Task brief.
Look through the data that follows and copy each line with the string "title".

Source material.
>>>>
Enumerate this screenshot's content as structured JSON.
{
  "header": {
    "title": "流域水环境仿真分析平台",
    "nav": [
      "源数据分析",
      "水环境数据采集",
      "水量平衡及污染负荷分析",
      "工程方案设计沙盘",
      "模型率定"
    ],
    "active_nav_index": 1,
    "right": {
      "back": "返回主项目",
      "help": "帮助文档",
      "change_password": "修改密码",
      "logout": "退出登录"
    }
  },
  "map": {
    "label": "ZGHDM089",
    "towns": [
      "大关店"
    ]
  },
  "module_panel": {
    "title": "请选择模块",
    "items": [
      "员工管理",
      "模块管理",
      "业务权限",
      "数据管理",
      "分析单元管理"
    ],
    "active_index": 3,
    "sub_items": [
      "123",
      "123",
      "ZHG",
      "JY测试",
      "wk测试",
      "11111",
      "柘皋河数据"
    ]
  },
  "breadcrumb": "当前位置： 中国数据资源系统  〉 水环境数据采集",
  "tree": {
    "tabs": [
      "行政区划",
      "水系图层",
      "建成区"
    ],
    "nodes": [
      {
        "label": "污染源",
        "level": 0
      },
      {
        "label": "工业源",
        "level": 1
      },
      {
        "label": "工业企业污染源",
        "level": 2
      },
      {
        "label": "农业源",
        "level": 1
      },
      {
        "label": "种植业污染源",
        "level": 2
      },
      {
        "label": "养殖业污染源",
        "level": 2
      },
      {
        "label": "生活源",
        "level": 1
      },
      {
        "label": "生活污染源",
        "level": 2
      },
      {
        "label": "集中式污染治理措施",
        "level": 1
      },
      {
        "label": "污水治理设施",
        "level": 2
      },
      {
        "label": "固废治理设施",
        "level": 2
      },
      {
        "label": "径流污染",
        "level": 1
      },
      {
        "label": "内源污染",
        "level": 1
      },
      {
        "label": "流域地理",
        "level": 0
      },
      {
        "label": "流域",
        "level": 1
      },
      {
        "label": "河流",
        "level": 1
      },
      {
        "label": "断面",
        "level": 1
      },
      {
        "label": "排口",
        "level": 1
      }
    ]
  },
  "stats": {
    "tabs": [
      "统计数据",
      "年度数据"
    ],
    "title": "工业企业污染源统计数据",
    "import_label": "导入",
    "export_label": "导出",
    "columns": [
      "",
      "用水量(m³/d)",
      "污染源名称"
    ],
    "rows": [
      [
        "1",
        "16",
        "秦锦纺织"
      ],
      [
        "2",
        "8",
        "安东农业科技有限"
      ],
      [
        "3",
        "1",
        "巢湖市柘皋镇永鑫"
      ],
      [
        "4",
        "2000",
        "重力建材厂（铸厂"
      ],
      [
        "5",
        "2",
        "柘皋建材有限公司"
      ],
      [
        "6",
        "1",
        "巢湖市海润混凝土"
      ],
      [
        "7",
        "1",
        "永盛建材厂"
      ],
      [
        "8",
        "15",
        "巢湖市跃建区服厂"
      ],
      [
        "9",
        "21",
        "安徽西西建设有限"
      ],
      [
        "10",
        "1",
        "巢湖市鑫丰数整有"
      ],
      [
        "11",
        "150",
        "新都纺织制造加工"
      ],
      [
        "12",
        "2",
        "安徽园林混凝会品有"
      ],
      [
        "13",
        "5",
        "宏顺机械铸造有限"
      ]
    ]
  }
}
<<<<
Solved problem.
    "title": "流域水环境仿真分析平台",
    "title": "请选择模块",
    "title": "工业企业污染源统计数据",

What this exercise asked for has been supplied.